Broadcast Beat Magazine 2018 NAB Show Edition - Page 107

Analyzing media cloud migration choices By Shailendra Mathur, Vice President of Architecture, Avid The media industry is under- going a dramatic transforma- tion from traditional on-premise infrastructure to cloud tech- nologies. As media organiza- tions make this move, they face multiple infrastructure host- ing choices and porting meth- ods. In order for enterprises to map their current studio-based workflows to the cloud, the dif- ferent hosting choices require the term cloud to be disam- biguated and different porting methods fully understood. Physical and network proxim- ity, multi-tenancy, and service provider assumptions are some of the key differences between the cloud variants.
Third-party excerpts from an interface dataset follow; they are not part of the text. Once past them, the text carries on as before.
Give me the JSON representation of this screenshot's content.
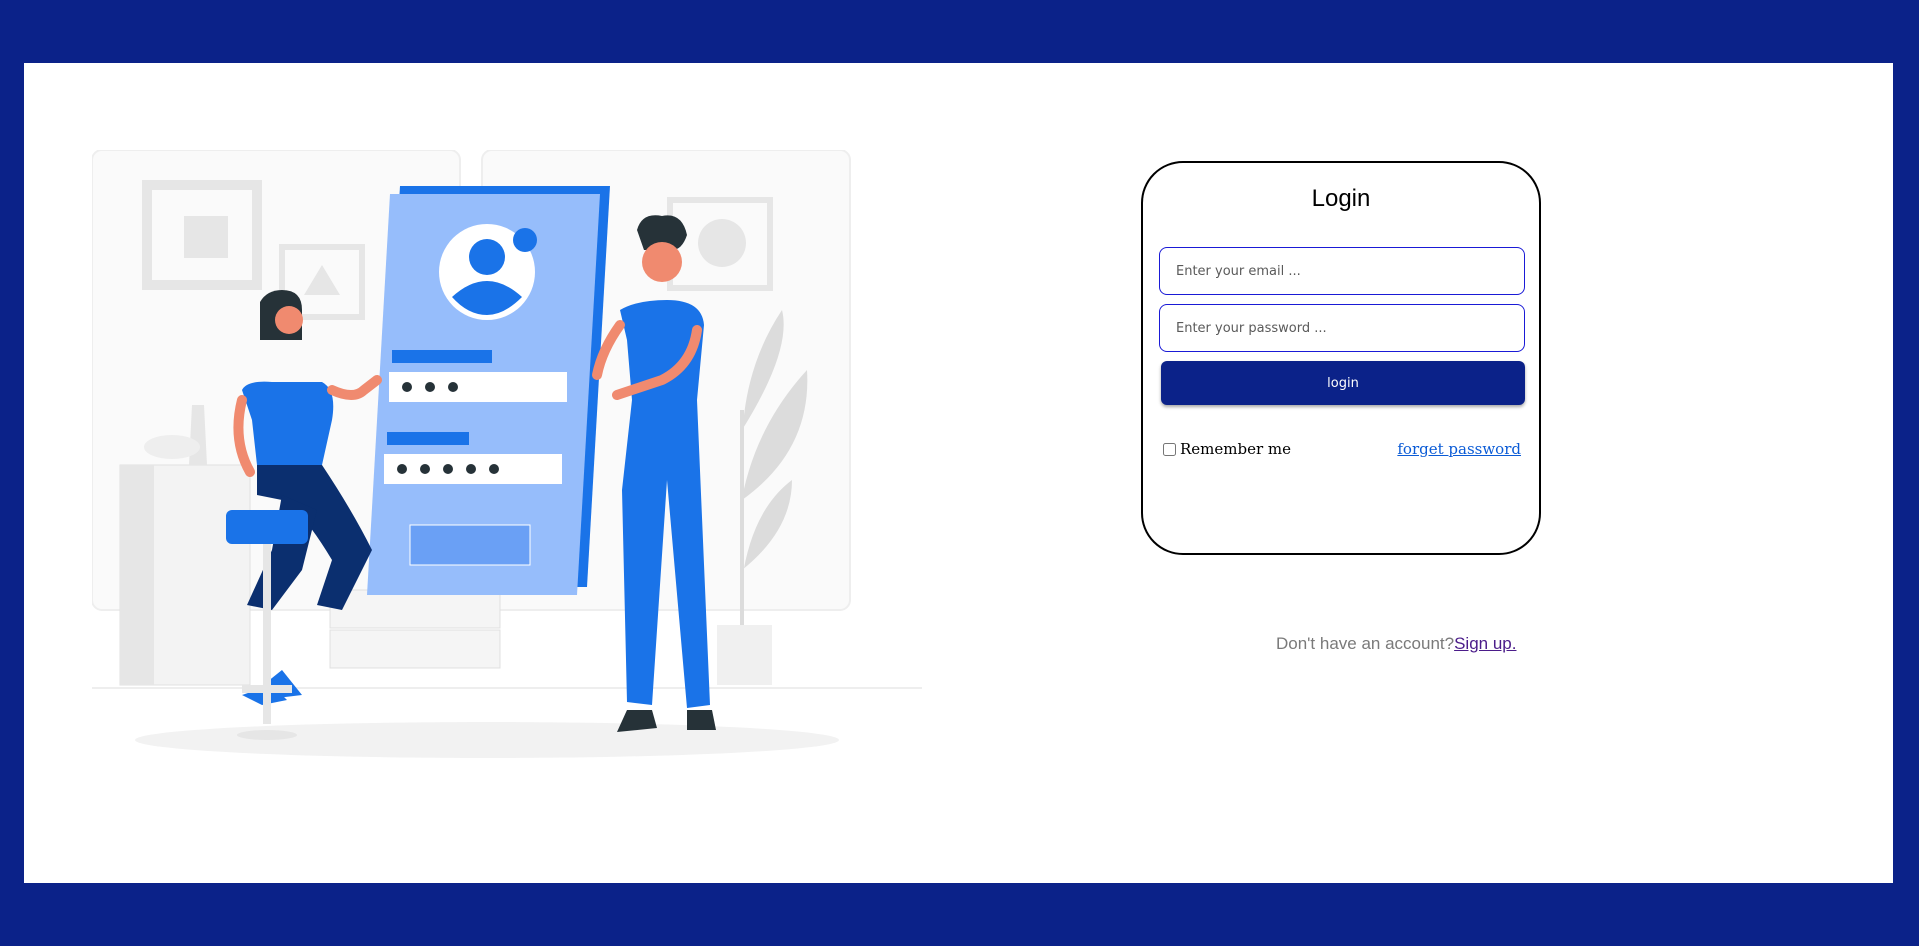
{
  "login_card": {
    "title": "Login",
    "email": {
      "value": "",
      "placeholder": "Enter your email ..."
    },
    "password": {
      "value": "",
      "placeholder": "Enter your password ..."
    },
    "login_button_label": "login",
    "remember_me_label": "Remember me",
    "remember_me_checked": false,
    "forget_password_label": "forget password"
  },
  "signup": {
    "prompt": "Don't have an account?",
    "link_label": "Sign up."
  },
  "illustration": {
    "name": "login-illustration",
    "password_dots_1": "",
    "password_dots_2": ""
  },
  "colors": {
    "frame_background": "#0b2289",
    "primary_button": "#0b2289",
    "input_border": "#1a1ad6",
    "illustration_blue": "#1a73e8",
    "link_blue": "#0a5bd6"
  }
}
Cloud choic- es may differ based on busi- ness and security needs and the availability of the right technol- ogy within the infrastructure to allow a mapping of in-studio media processes to the cloud. For example, compute-intensive media processes such as trans- coding for distribution stream- ing are ideal for any cloud vari- ant since they require generic compute capabilities available in any cloud infrastructure. As a downstream process in the media production chain, it doesn’t require specialized interconnection with any studio equipment, therefore the physi- cal proximity of studio network and servers is not as critical. On the other hand, a multi-camera and video mixer setup is ideal for locally hosted servers due to local interconnectivity require- ments. Along with infrastructure host- ing choices, there are funda- mentally two options for mov- ing to the shared-resource and elastic model of centralized data centers and cloud. A ‘lift-and- shift’ model ports existing soft- ware services and applications in their original form on virtual machines that mimic bare-met- al servers or workstations - pre- serving decades of legacy tech- nology and intellectual prop- erty used within on-premise infrastructure. Alternatively, a microservices-based approach involves refactoring existing products into more atomic and dynamically composable ser- vices known as microservices. The cloud-native implementa- tion of small microservices pro- vides scalability, cost-efficiency and resiliency ideal for the elas- tic and shared resource model of cloud infrastructures. Cloud deployment options The first step towards a truly shared on-premise infrastruc- ture starts when different departments share infrastruc- ture running in common data centers. Data center-based operations, ubiquitous in the IT industry, and are now becoming commonplace for shared media processing, with the data center operated by the media enter- prise or by a hosted service provider. While bare-metal servers run- ning multi-tenant services are standard in this environment, virtual machines (VMs) can be used with commonly available hypervisors to achieve isolation or on-demand elasticity. Bare- Broadcast Beat Magazine • • 107